Is a hamlet in the parish and lordship of Swanton, seated in an Ing
or low ground, between, and near to the place where two rivers meet
and unite: such a site is called by the Germans, Werd, or Werdt, as
Keiserwerd and Donawert in Germany, and there is an old proverb in
the neighbourhood—Worse and worse, as Worthing-mill.
Henry de Rie, by deed sans date, gave to the monks of Castleacre, the
mill of Worthing, with Thurstane the miller, his mother and brothers,
with all his substance, and by another deed gave them the services of
Philip, and Adelwald, and confirmed to them a tenement with lands,
and meadows of Philip Belet, for which he received 2 marks;
witnesses, Luke de Hoo, alias priest of Swanton, Hilbert his dapifer,
&c. (fn. 1)
Rehald, son of Henry de Wdecote, by deed sans date, released to
them all the land, which he held here of Philip Belet for 9 marks,
which they gave him.
Robert, son of Rosceline, agreed not to molest them in their men
and tenements here and in Goldruna.
Lands here were granted July 1, in the 7th of Edward VI. to Thomas
Gresham, late in the tenure of Christopher Preston.
Thomas Warner held 4 messuages, with the appertenances, of Queen
Elizabeth, in capite, and William Warner, his son and heir, held, in
the 15th of Elizabeth, 17 acres, late parcel of the possessions of Castleacre priory, and 3 acres called Le Holbred-land.
The chapel, or church, is covered with lead, and the chancel with
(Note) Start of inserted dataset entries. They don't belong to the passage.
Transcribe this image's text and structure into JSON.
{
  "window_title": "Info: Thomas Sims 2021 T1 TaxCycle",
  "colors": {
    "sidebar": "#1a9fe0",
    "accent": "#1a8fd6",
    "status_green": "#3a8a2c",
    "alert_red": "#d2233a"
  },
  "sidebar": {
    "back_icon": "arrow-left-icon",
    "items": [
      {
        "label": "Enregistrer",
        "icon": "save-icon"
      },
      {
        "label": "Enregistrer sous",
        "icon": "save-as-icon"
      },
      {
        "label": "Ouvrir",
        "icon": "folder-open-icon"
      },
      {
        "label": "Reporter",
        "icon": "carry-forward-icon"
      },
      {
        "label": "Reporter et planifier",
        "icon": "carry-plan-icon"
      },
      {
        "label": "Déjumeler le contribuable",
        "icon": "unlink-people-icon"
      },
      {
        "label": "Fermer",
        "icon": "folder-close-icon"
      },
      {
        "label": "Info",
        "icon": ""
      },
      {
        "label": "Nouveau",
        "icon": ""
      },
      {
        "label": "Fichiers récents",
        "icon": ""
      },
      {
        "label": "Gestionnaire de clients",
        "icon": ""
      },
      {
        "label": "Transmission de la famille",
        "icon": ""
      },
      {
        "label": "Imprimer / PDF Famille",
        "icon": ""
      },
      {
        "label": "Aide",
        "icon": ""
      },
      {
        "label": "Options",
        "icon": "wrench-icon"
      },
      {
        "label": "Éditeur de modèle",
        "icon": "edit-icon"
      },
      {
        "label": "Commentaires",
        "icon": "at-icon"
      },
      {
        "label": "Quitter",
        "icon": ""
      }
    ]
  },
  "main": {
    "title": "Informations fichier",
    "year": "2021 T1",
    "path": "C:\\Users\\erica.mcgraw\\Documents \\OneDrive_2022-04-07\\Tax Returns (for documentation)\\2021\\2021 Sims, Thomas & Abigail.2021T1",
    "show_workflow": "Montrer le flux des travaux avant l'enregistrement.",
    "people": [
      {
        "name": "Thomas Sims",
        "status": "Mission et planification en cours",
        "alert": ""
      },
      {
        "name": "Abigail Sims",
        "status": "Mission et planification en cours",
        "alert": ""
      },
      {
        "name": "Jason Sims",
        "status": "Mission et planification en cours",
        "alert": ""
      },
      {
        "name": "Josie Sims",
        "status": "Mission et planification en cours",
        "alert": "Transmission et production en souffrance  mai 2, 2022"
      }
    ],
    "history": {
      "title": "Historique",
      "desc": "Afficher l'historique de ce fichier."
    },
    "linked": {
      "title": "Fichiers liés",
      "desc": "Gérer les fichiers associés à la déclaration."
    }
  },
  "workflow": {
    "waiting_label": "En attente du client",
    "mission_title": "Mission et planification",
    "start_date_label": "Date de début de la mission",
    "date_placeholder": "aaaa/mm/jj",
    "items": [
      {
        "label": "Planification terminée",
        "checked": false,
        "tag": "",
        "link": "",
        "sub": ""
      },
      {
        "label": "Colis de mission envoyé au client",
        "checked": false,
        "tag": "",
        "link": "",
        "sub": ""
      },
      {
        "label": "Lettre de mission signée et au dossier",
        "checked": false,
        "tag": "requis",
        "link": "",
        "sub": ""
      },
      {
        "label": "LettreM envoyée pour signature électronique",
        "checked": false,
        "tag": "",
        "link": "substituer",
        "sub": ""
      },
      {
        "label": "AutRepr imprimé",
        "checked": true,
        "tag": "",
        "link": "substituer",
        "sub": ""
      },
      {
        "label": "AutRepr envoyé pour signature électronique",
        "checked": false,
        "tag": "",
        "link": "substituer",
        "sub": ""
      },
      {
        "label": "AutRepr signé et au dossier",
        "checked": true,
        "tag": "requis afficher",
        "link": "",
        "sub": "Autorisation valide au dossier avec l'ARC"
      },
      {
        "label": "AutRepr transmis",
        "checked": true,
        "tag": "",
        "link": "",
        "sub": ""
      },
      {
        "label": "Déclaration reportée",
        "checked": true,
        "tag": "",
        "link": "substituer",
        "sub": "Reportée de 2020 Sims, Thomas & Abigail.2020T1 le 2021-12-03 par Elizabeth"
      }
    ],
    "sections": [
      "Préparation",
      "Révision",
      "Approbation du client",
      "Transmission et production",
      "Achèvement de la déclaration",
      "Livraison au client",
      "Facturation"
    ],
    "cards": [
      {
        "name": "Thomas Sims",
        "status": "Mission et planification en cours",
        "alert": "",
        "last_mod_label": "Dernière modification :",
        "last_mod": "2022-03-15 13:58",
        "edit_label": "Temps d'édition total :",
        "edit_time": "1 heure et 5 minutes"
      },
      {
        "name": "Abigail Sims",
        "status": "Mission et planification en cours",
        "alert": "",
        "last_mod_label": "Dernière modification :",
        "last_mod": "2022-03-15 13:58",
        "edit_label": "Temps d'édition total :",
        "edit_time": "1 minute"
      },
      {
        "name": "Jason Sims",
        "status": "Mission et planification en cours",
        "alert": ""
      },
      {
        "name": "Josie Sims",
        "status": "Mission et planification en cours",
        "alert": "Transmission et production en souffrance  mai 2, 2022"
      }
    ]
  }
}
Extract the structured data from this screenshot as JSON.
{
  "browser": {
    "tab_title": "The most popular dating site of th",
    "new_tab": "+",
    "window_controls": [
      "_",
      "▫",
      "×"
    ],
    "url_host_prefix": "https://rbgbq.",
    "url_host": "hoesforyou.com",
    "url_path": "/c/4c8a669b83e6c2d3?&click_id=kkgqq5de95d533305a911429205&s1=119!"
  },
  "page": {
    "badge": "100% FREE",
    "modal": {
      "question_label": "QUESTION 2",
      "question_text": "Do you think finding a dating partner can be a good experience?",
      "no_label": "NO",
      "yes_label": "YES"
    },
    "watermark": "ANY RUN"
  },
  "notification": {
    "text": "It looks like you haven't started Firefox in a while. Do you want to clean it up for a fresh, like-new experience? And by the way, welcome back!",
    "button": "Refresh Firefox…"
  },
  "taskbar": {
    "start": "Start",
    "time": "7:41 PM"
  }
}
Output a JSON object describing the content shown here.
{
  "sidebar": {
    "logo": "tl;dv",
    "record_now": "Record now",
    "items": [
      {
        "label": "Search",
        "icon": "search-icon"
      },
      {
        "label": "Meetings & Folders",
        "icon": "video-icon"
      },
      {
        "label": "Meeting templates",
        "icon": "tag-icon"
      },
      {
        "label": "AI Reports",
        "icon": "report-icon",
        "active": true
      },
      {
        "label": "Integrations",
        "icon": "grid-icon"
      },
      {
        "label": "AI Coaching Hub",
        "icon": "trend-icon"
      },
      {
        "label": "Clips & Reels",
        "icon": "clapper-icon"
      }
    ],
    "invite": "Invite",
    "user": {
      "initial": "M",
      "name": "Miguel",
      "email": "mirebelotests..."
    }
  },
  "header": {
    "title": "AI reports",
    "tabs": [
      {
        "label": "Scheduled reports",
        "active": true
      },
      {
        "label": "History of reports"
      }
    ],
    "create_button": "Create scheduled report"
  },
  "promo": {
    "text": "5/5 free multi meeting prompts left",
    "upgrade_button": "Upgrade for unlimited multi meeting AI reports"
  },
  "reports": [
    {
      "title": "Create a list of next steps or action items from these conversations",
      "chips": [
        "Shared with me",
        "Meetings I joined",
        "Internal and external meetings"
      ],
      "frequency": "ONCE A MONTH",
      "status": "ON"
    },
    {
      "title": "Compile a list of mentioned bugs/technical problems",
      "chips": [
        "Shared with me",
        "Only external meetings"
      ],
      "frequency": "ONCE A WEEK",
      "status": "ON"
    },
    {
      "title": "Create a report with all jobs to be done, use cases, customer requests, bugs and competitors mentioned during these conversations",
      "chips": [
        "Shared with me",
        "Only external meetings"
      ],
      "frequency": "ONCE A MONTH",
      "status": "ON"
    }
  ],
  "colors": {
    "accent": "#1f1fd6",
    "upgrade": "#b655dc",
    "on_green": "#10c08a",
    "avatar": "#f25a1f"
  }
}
thatch; the steeple, which was round, is in ruins, and one bell stands
in the church thus inscribed,
In eternis annis resona campana Johannis.